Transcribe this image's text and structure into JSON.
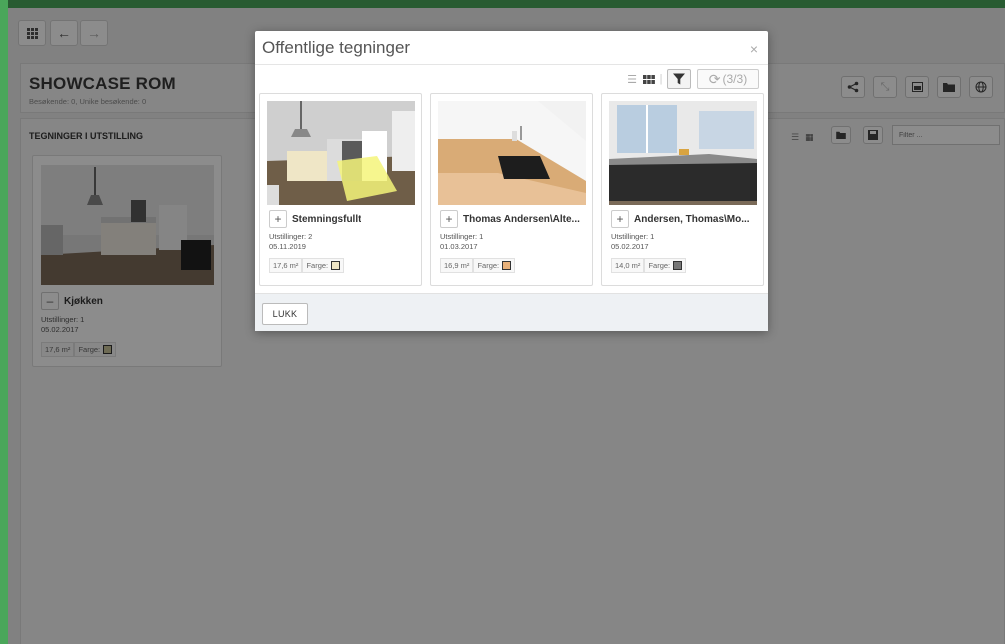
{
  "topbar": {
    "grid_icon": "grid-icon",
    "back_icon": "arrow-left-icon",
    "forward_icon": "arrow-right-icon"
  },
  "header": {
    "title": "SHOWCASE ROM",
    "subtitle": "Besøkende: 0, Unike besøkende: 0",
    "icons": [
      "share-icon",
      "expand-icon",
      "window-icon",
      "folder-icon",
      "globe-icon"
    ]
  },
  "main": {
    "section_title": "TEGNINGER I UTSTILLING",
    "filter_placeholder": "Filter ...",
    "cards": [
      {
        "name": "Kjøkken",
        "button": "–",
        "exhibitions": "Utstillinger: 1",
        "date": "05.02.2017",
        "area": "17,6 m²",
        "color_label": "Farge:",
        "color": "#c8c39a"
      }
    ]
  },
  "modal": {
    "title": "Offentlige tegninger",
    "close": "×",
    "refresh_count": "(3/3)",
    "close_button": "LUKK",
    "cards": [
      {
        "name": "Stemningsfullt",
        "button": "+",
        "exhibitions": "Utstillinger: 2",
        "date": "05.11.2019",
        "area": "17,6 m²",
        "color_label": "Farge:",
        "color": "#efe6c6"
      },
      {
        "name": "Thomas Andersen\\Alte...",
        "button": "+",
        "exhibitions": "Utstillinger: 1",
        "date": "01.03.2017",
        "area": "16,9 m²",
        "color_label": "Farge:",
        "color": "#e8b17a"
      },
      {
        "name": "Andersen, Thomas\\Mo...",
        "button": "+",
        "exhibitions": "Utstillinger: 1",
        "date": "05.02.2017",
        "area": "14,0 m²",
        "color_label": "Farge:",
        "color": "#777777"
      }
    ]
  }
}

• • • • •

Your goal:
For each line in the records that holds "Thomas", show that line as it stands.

Exercise response:
        "name": "Thomas Andersen\\Alte...",
        "name": "Andersen, Thomas\\Mo...",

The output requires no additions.